:: EXCERPTED DATA ::

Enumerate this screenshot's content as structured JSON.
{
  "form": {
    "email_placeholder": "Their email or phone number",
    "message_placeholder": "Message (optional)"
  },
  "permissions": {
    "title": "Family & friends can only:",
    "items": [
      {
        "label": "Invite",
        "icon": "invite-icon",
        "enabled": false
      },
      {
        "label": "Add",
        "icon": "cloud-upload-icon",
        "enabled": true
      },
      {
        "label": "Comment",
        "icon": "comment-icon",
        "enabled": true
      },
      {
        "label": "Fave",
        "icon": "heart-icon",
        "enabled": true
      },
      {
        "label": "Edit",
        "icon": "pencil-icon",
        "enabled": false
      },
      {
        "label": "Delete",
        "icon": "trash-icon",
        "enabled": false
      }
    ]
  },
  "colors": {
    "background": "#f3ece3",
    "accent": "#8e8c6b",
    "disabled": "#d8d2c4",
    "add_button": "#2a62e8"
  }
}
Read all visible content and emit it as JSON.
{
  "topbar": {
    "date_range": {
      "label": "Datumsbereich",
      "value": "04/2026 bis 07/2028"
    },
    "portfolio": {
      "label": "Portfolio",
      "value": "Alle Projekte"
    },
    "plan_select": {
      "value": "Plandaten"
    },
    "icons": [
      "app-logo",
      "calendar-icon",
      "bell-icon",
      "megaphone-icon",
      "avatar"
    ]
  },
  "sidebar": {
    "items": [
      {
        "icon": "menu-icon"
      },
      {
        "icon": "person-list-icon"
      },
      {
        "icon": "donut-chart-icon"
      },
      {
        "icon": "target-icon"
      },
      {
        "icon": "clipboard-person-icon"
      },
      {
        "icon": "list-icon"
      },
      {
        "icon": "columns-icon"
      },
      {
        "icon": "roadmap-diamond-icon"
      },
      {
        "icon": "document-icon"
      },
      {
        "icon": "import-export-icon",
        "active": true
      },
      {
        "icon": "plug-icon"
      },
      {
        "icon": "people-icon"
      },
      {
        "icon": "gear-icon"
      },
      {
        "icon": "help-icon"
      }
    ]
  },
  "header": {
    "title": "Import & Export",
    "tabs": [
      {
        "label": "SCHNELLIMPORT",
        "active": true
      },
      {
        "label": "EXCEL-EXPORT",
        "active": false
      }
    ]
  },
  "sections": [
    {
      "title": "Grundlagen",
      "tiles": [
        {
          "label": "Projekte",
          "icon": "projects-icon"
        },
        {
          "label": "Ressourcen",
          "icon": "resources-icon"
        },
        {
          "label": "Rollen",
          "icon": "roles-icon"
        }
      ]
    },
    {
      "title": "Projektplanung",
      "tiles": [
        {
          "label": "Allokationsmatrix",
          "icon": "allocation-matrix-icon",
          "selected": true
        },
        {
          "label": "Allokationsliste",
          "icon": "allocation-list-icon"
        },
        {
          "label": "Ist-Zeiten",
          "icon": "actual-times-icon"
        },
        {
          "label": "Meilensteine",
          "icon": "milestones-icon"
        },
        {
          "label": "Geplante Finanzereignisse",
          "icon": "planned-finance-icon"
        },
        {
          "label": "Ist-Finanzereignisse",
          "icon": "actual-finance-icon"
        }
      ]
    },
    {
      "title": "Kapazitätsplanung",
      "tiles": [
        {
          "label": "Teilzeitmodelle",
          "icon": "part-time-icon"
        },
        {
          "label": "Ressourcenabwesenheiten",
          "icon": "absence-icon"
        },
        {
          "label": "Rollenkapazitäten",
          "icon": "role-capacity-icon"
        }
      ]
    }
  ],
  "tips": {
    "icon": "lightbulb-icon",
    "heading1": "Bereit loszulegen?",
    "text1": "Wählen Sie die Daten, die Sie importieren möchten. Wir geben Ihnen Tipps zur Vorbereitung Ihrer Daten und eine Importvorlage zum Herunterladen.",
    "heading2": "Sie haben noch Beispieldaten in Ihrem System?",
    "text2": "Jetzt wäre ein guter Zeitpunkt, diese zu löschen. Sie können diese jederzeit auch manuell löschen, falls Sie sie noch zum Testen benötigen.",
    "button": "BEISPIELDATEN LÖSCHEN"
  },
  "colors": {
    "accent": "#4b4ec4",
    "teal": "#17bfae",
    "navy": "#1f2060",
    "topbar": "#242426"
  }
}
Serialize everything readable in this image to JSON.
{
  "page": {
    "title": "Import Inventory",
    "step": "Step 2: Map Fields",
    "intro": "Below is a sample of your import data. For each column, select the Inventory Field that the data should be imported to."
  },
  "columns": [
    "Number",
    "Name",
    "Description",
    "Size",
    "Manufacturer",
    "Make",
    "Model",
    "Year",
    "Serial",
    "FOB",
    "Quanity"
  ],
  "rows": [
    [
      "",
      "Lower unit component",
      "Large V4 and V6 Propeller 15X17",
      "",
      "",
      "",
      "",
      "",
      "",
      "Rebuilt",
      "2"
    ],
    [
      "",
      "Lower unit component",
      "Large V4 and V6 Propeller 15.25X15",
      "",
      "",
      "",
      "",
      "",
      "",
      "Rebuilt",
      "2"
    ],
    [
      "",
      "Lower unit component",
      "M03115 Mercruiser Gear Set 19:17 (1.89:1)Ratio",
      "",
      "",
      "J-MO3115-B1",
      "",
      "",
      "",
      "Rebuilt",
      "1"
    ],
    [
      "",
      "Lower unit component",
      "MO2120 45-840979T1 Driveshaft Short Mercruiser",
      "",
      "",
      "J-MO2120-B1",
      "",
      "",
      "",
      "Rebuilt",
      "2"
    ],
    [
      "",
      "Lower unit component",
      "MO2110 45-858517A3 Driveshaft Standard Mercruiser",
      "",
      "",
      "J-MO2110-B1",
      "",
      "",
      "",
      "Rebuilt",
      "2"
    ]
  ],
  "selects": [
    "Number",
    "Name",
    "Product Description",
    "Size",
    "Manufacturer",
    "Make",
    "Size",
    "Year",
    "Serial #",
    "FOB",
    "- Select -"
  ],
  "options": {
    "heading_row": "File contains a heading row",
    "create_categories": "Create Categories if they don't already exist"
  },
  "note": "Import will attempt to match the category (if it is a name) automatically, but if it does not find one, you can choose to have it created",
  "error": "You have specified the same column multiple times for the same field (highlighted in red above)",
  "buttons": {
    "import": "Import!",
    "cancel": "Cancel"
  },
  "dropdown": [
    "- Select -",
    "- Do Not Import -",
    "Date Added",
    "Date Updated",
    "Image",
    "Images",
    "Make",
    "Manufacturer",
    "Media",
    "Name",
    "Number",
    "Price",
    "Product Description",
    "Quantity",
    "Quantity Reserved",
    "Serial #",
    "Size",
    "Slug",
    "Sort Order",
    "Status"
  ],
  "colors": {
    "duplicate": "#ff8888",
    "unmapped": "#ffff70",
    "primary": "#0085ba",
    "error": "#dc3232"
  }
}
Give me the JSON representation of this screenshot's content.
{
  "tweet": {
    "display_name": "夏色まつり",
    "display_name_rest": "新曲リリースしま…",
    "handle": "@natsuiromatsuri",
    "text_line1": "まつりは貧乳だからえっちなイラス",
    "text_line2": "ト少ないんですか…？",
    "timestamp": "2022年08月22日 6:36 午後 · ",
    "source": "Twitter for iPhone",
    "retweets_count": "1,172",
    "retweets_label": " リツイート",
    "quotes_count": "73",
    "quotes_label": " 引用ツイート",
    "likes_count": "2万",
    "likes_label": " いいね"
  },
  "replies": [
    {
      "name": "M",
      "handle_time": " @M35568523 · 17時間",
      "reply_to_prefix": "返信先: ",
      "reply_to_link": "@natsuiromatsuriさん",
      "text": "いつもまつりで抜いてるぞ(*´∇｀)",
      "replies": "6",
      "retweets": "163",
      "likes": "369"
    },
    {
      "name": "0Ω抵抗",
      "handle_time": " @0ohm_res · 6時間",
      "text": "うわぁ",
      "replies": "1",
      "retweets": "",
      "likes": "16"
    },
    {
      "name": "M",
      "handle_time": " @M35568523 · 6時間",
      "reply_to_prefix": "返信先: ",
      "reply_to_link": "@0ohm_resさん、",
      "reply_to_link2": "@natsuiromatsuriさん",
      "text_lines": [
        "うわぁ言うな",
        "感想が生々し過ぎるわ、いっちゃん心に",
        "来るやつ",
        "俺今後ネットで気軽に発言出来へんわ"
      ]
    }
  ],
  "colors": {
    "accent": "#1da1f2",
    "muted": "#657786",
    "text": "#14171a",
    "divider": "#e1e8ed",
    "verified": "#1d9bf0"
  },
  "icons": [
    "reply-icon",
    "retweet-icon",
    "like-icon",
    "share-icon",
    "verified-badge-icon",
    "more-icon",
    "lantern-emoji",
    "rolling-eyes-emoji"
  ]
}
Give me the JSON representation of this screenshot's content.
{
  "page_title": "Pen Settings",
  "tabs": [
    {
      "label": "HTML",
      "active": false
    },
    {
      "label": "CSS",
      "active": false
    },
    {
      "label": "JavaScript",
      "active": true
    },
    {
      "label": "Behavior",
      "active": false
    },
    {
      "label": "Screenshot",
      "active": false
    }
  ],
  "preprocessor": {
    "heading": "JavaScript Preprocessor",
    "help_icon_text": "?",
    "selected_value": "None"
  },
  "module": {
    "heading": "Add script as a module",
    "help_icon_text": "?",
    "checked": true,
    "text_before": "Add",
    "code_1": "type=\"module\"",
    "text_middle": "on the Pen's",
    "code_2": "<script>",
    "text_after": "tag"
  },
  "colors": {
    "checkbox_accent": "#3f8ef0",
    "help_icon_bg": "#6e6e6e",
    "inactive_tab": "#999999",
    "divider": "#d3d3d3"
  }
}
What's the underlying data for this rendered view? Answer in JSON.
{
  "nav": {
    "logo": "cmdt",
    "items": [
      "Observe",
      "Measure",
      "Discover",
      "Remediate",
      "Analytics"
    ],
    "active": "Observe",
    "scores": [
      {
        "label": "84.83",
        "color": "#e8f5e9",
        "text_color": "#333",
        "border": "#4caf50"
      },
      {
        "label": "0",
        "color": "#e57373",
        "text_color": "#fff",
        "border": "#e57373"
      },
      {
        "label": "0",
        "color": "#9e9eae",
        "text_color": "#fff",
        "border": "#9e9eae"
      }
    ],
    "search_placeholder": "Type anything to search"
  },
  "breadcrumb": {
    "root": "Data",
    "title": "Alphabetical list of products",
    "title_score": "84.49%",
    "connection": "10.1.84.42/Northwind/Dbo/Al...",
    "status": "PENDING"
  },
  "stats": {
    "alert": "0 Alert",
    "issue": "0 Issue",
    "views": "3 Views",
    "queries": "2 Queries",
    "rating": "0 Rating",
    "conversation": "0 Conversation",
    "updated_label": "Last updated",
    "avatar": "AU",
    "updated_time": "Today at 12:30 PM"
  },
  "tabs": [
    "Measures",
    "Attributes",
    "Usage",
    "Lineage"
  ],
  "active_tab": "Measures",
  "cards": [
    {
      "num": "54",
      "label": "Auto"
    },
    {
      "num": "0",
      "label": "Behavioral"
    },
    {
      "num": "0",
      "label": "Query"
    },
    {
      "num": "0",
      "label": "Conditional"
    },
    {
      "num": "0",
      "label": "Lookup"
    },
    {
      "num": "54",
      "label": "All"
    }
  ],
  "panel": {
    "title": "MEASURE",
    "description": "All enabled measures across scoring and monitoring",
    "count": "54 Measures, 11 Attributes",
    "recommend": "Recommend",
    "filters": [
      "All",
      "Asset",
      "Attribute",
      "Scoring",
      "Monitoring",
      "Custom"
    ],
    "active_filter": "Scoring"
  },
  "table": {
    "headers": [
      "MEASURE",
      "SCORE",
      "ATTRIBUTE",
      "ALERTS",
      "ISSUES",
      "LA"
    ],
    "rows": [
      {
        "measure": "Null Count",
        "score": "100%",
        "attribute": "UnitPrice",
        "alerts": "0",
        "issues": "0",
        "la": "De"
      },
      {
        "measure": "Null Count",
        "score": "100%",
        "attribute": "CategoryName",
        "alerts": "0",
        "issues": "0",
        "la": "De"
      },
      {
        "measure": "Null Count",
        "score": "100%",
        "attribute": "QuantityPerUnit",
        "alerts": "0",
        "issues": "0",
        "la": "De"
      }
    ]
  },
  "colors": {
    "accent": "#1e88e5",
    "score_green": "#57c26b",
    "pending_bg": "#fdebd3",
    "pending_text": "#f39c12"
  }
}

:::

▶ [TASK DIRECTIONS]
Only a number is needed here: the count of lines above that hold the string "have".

▶ [TASK SOLUTION]
2